The necessity to impart so much information hampers Goldsman in other ways. The characters are never more fleshed out than they might be in a story pitch: dashing superstar academic; beautiful and spunky police cryptologist; queeny, tweedy Brit scholar; and, of course, killer albino monk. Where Goldsman deserves no sympathy is the dialogue. Much of it is straight from Brown’s novel, but did that excuse Goldsman from the obligation to improve it? How does an actor say, “We’ve got to get to a library. Fast,” and not sound like Supernerd? How do any actors play the following exchange: “You have eidetic memory?” “Not quite. But I pretty much remember what I see -- (beat) “Whoa. Anagram is right.”
With the exception of his adaptation of John Grisham’s “The Client,” Goldsman’s work has never seemed particularly distinguished. And though screenplays have to stand on their own, there’s no way to honestly judge Goldsman’s work on “The Da Vinci Code” without knowing the problems inherent in the source. (In his introduction to the published screenplay, Goldsman admits that his first reaction on being asked to adapt it was, “I don’t know if it’s a movie.”)

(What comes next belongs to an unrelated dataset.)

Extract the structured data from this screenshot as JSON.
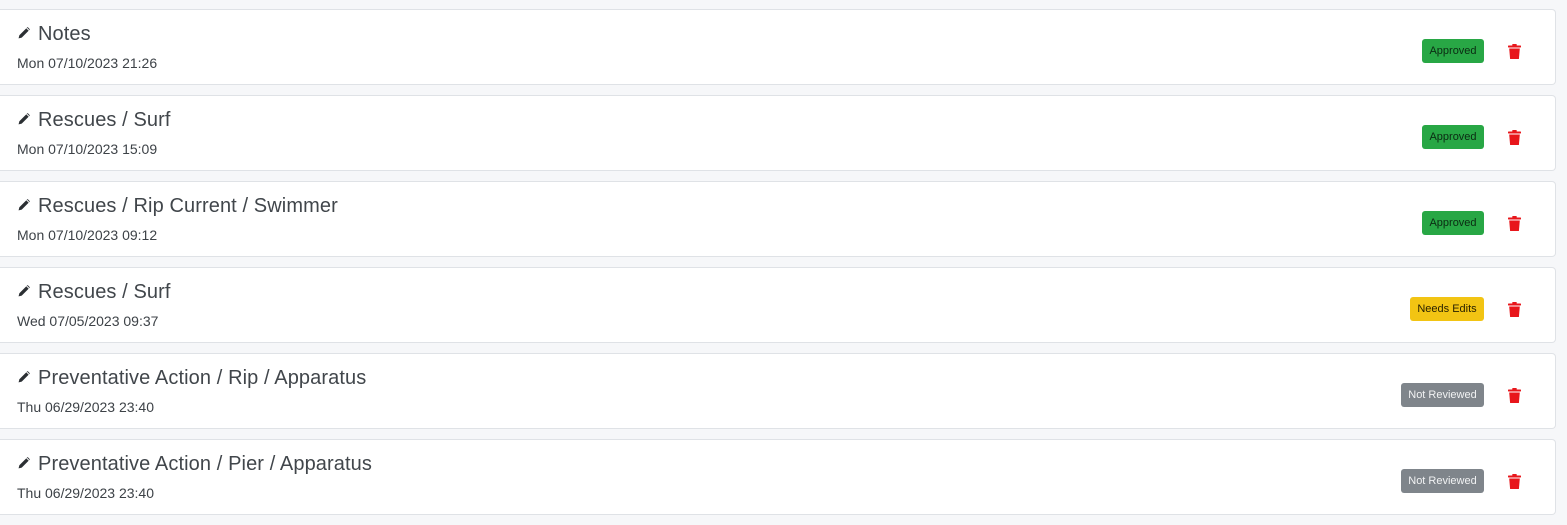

Reading a published screenplay takes you only so far, of course. You can’t, for example, imagine the rhythm of the shots, the weight that the director and the actors will give to certain moments or dialogue. In some ways, it would be easier to judge a screenplay in the course of watching a movie, with the result right in front of you. So it would be dishonest to pass judgment on Goldsman divorced from any knowledge of what Ron Howard did with his script. Howard is too conventional a director to bring the film the craziness and pace that it needs. (If ever there should be a lapsed Catholic behind the camera, this is the movie.)
But the slow deliberation of Goldsman’s script does provide the pleasant novelty of a summer blockbuster that isn’t punctuated by explosions every two minutes. There’s also no escaping the kick of seeing a big-budget Hollywood movie that qualifies as an honest-to-God blasphemy. The rest of the movie’s pleasures -- such as the lovely cinematography of Salvatore Totino, and the equally lovely Audrey Tautou -- were, in the end, out of Goldsman’s hands.